Simultaneously there has been a decline in the numbers studying languages traditionally offered by schools, such as French and German, at GCSE and A-level.
Jocelyn Wyburd, Director of the highly respected Cambridge Language Centre commented that, “Young people now need higher levels of linguistic competence, cultural knowledge and insights, and the cross-cultural agility of the ‘transnational graduate’ required by today’s global society.”
To this backdrop, I firmly believe that Glenalmond College has made the right decision to continue to insist that all pupils study four subjects – and frequently including a foreign language – in their lower sixth year, while simultaneously embracing the flexibility and breadth offered by Scottish Highers.
Sitting talking to two fifth form (Year 11) pupils last week, conversation drifted from preparing for their speaking tests to the upcoming Parents’ Evening and Sixth Form Options Talk.

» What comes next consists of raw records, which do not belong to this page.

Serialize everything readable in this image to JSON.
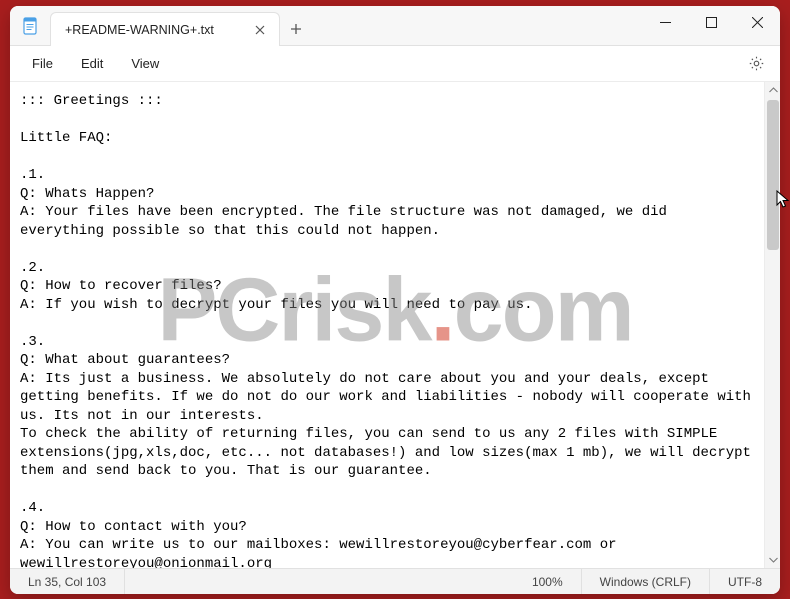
{
  "tab": {
    "title": "+README-WARNING+.txt"
  },
  "menu": {
    "file": "File",
    "edit": "Edit",
    "view": "View"
  },
  "document": {
    "text": "::: Greetings :::\n\nLittle FAQ:\n\n.1.\nQ: Whats Happen?\nA: Your files have been encrypted. The file structure was not damaged, we did everything possible so that this could not happen.\n\n.2.\nQ: How to recover files?\nA: If you wish to decrypt your files you will need to pay us.\n\n.3.\nQ: What about guarantees?\nA: Its just a business. We absolutely do not care about you and your deals, except getting benefits. If we do not do our work and liabilities - nobody will cooperate with us. Its not in our interests.\nTo check the ability of returning files, you can send to us any 2 files with SIMPLE extensions(jpg,xls,doc, etc... not databases!) and low sizes(max 1 mb), we will decrypt them and send back to you. That is our guarantee.\n\n.4.\nQ: How to contact with you?\nA: You can write us to our mailboxes: wewillrestoreyou@cyberfear.com or wewillrestoreyou@onionmail.org"
  },
  "status": {
    "position": "Ln 35, Col 103",
    "zoom": "100%",
    "line_ending": "Windows (CRLF)",
    "encoding": "UTF-8"
  },
  "watermark": {
    "left": "PCrisk",
    "right": "com"
  }
}
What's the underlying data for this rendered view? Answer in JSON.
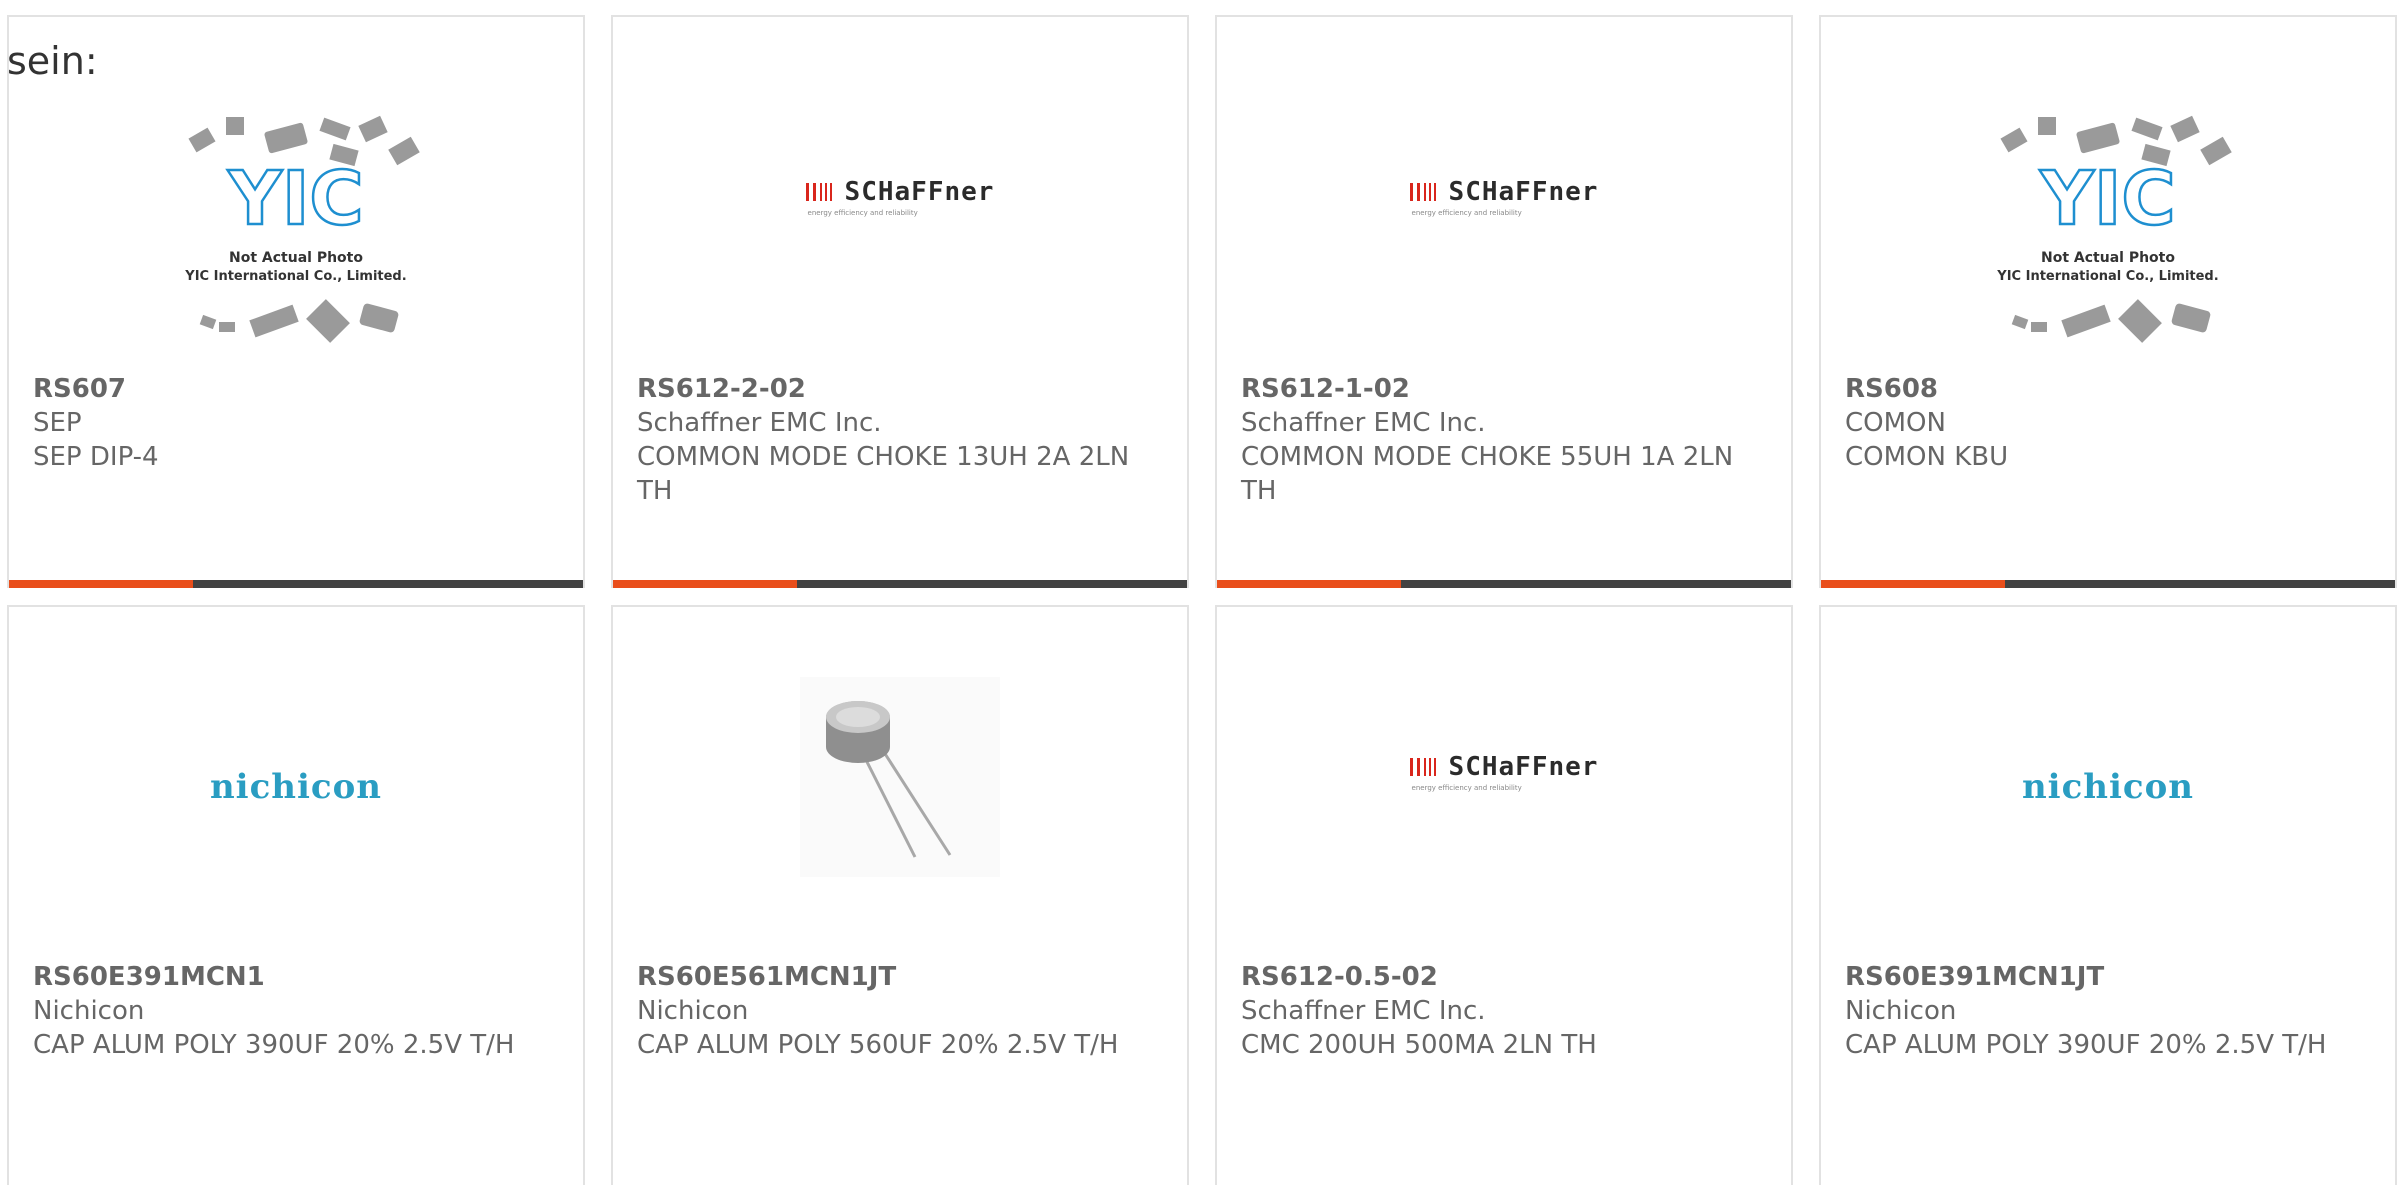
{
  "intro_text": "sein:",
  "colors": {
    "accent": "#e94e1b",
    "bar": "#424242",
    "nichicon": "#2a9dc2",
    "schaffner_red": "#d9261c",
    "yic_blue": "#1e8fd0"
  },
  "products": [
    {
      "part": "RS607",
      "manufacturer": "SEP",
      "description": "SEP DIP-4",
      "image": "yic-placeholder"
    },
    {
      "part": "RS612-2-02",
      "manufacturer": "Schaffner EMC Inc.",
      "description": "COMMON MODE CHOKE 13UH 2A 2LN TH",
      "image": "schaffner-logo"
    },
    {
      "part": "RS612-1-02",
      "manufacturer": "Schaffner EMC Inc.",
      "description": "COMMON MODE CHOKE 55UH 1A 2LN TH",
      "image": "schaffner-logo"
    },
    {
      "part": "RS608",
      "manufacturer": "COMON",
      "description": "COMON KBU",
      "image": "yic-placeholder"
    },
    {
      "part": "RS60E391MCN1",
      "manufacturer": "Nichicon",
      "description": "CAP ALUM POLY 390UF 20% 2.5V T/H",
      "image": "nichicon-logo"
    },
    {
      "part": "RS60E561MCN1JT",
      "manufacturer": "Nichicon",
      "description": "CAP ALUM POLY 560UF 20% 2.5V T/H",
      "image": "capacitor-photo"
    },
    {
      "part": "RS612-0.5-02",
      "manufacturer": "Schaffner EMC Inc.",
      "description": "CMC 200UH 500MA 2LN TH",
      "image": "schaffner-logo"
    },
    {
      "part": "RS60E391MCN1JT",
      "manufacturer": "Nichicon",
      "description": "CAP ALUM POLY 390UF 20% 2.5V T/H",
      "image": "nichicon-logo"
    }
  ],
  "logos": {
    "schaffner_word": "SCHaFFner",
    "schaffner_tagline": "energy efficiency and reliability",
    "nichicon_word": "nichicon",
    "yic_letters": "YIC",
    "yic_caption_1": "Not Actual Photo",
    "yic_caption_2": "YIC International Co., Limited."
  }
}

Faced with an array of subjects, some of which the pupils have never studied, the boys were entitled to feel somewhat hesitant about their best educational route. After all, how many of us knew what we wanted to do at 15? Precious few, I imagine.
What happens if you are trying to keep your options open? Their dilemma is one shared by many Year 11 pupils; all the more so since the curriculum reforms, introduced over the last couple of years, mean that for many pupils, it is no longer a choice of four subjects, but three.
The phrase ‘Three + Enrichment’ is a much-used, UK-wide phrase. Some British schools go to extraordinary lengths to fill time left by the dropped fourth A-level but, all-too-often, not by adding extra teaching, which is too expensive and difficult to timetable.
The reduction from four to three A-level subjects has undoubtedly had an effect on foreign language teaching in many schools. Previously, pupils could add a language to their humanities, sciences or tech choices and thus be a scientist with French. Now though, this has become far more difficult, if not impossible, for many faced with the need to pick only three subjects.
Not so at Glenalmond. We have pupils who take a language as their fourth subject, sitting the higher examination at the end of lower sixth, and then concentrate on their other three subjects in their final year. This results in them getting a qualification for their year of study and being able to decide over that year whether they wish to continue with the language at A-level.
Looking to the pupil’s future, it can only be to their advantage to be able to compete in the increasingly tough world of global recruitment, having combined their core subjects with the ability to communicate in another language.
Someone needed to visit our Madrid office? Don’t worry, I can do that…
To learn more about Glenalmond College, visit glenalmondcollege.co.uk